What does it take to pivot a decades-old, community-focused residential program to a virtual format? Learn how CSP is ensuring that students thrive in their transition to, and time at, Georgetown.
Colleges and universities are adjusting their approach to work-study aid this academic year as the coronavirus pandemic continues to limit job opportunities and on-campus activities.
Colleges are finding new ways to connect food-insecure students with needed meals, recognizing that the pandemic has separated many students from essential campus resources.
Raising equity concerns, a new analysis finds that fewer low-income students and students of color admitted to college are submitting enrollment deposits—and, among lower-income deposited students, “an alarming number” are not filing the FAFSA.
The shift to online instruction has magnified gaps in internet access, prompting calls for colleges and communities to ensure that all students have what they need to continue their coursework.
As college admissions teams look toward the fall semester, they are finding that the traditional methods used to recruit and evaluate high school students may be of limited use.
Made possible by a $5 million gift from the Idol Family Foundation, a newly expanded summer program provides first-generation and low-income undergraduates with financial and programmatic support.
A new survey suggests that financial aid offices have seen an increase in requests for additional financial aid—and are bracing for more—as students and families grapple with pandemic-related economic hardships.
Each year, just over half of students graduating from District of Columbia Public Schools go on to attend college, but less than 40 percent of those students earn a degree. A new DCPS program hopes that intensive mentoring will help improve outcomes.
Black graduates across the country are reeling as they transition from college to the workforce while grappling with the effects of racism and police violence, the coronavirus pandemic, stark student loan debt inequities—and a keen awareness of how the color of their skin complicates their career prospects.
Colleges are anticipating an increase in gap year requests among higher-income students, further complicating institutions’ financial outlook.

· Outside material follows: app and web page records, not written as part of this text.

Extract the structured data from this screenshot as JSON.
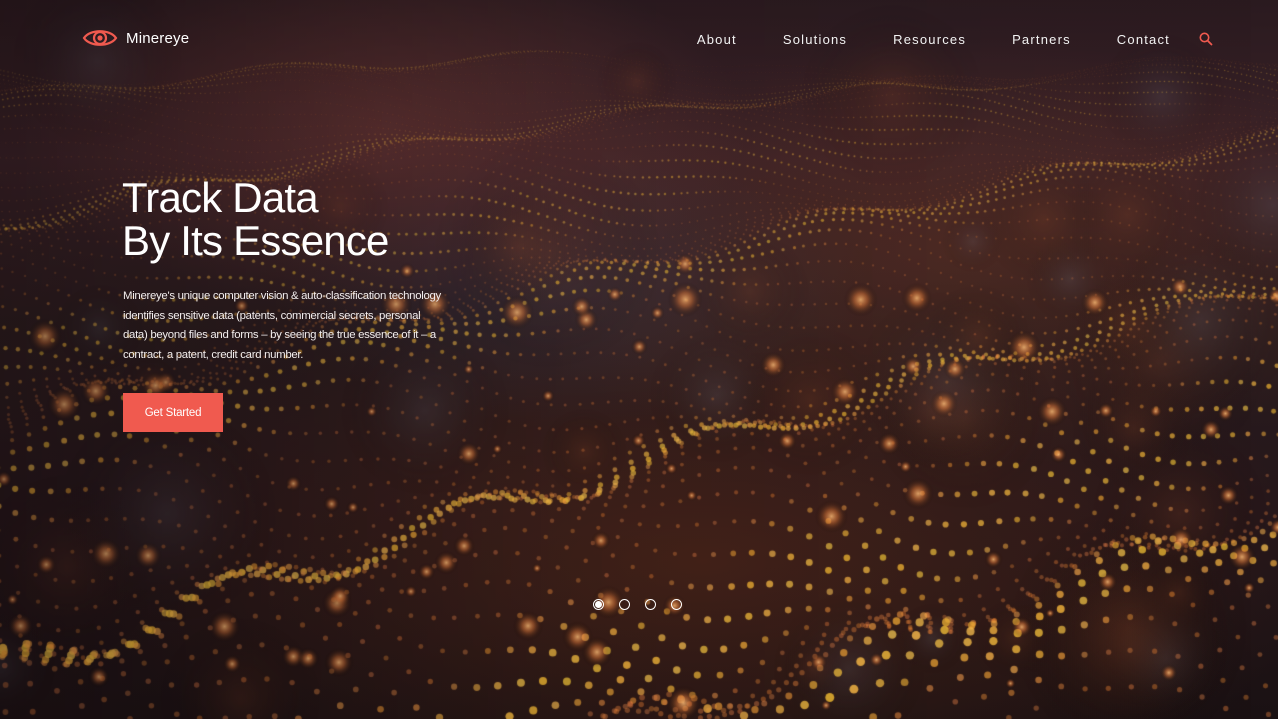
{
  "brand": {
    "name": "Minereye",
    "logo_icon": "eye-icon",
    "accent_color": "#f05a4f"
  },
  "nav": {
    "items": [
      {
        "label": "About"
      },
      {
        "label": "Solutions"
      },
      {
        "label": "Resources"
      },
      {
        "label": "Partners"
      },
      {
        "label": "Contact"
      }
    ],
    "search_icon": "search-icon"
  },
  "hero": {
    "headline_line1": "Track Data",
    "headline_line2": "By Its Essence",
    "description": "Minereye's unique computer vision & auto-classification technology identifies sensitive data (patents, commercial secrets, personal data) beyond files and forms – by seeing the true essence of it – a contract, a patent, credit card number.",
    "cta_label": "Get Started",
    "cta_color": "#f05a4f"
  },
  "carousel": {
    "slide_count": 4,
    "active_slide": 1
  }
}
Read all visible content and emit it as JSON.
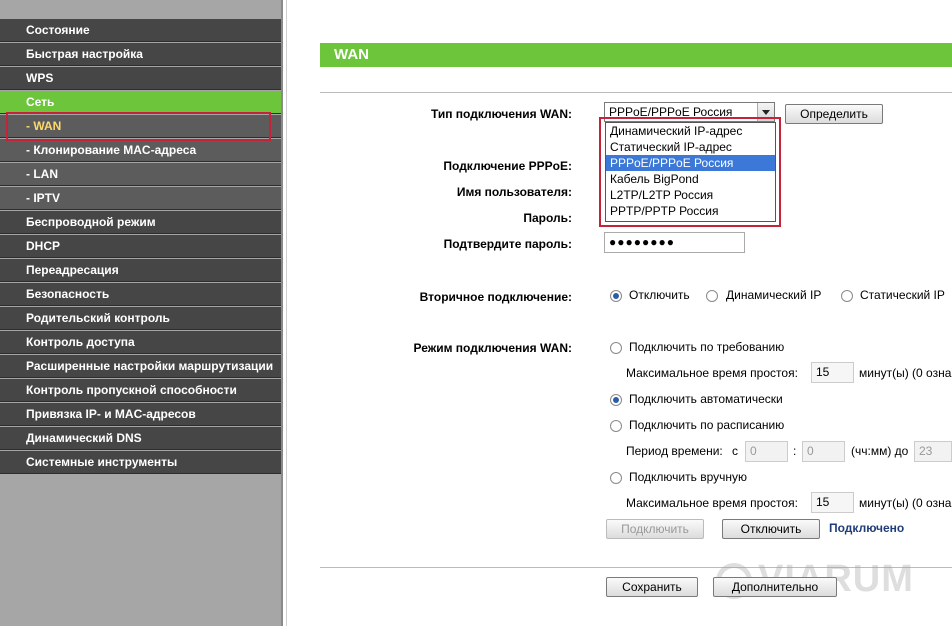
{
  "sidebar": {
    "items": [
      {
        "label": "Состояние"
      },
      {
        "label": "Быстрая настройка"
      },
      {
        "label": "WPS"
      },
      {
        "label": "Сеть"
      },
      {
        "label": "- WAN"
      },
      {
        "label": "- Клонирование MAC-адреса"
      },
      {
        "label": "- LAN"
      },
      {
        "label": "- IPTV"
      },
      {
        "label": "Беспроводной режим"
      },
      {
        "label": "DHCP"
      },
      {
        "label": "Переадресация"
      },
      {
        "label": "Безопасность"
      },
      {
        "label": "Родительский контроль"
      },
      {
        "label": "Контроль доступа"
      },
      {
        "label": "Расширенные настройки маршрутизации"
      },
      {
        "label": "Контроль пропускной способности"
      },
      {
        "label": "Привязка IP- и MAC-адресов"
      },
      {
        "label": "Динамический DNS"
      },
      {
        "label": "Системные инструменты"
      }
    ]
  },
  "page": {
    "title": "WAN"
  },
  "form": {
    "wan_type_label": "Тип подключения WAN:",
    "wan_type_value": "PPPoE/PPPoE Россия",
    "detect_button": "Определить",
    "wan_type_options": [
      "Динамический IP-адрес",
      "Статический IP-адрес",
      "PPPoE/PPPoE Россия",
      "Кабель BigPond",
      "L2TP/L2TP Россия",
      "PPTP/PPTP Россия"
    ],
    "pppoe_label": "Подключение PPPoE:",
    "username_label": "Имя пользователя:",
    "password_label": "Пароль:",
    "confirm_password_label": "Подтвердите пароль:",
    "confirm_password_value": "●●●●●●●●",
    "secondary_label": "Вторичное подключение:",
    "secondary_options": [
      "Отключить",
      "Динамический IP",
      "Статический IP"
    ],
    "mode_label": "Режим подключения WAN:",
    "mode_on_demand": "Подключить по требованию",
    "max_idle_label": "Максимальное время простоя:",
    "max_idle_value_1": "15",
    "minutes_suffix_1": "минут(ы) (0 озна",
    "mode_auto": "Подключить автоматически",
    "mode_schedule": "Подключить по расписанию",
    "period_label": "Период времени:",
    "period_from_prefix": "с",
    "period_from_h": "0",
    "period_colon": ":",
    "period_from_m": "0",
    "period_format": "(чч:мм) до",
    "period_to_h": "23",
    "mode_manual": "Подключить вручную",
    "max_idle_value_2": "15",
    "minutes_suffix_2": "минут(ы) (0 озна",
    "connect_button": "Подключить",
    "disconnect_button": "Отключить",
    "status": "Подключено"
  },
  "footer": {
    "save_button": "Сохранить",
    "advanced_button": "Дополнительно"
  },
  "watermark": "VIARUM",
  "colors": {
    "accent": "#6cc53a",
    "highlight_border": "#c4243a",
    "sidebar_bg": "#464646",
    "selection": "#3b78d7"
  }
}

If COVID-19 continues to derail SAT and ACT testing, will high school students take the exams at home—and will that be equitable? Will the disruption prompt even more colleges to go test-optional?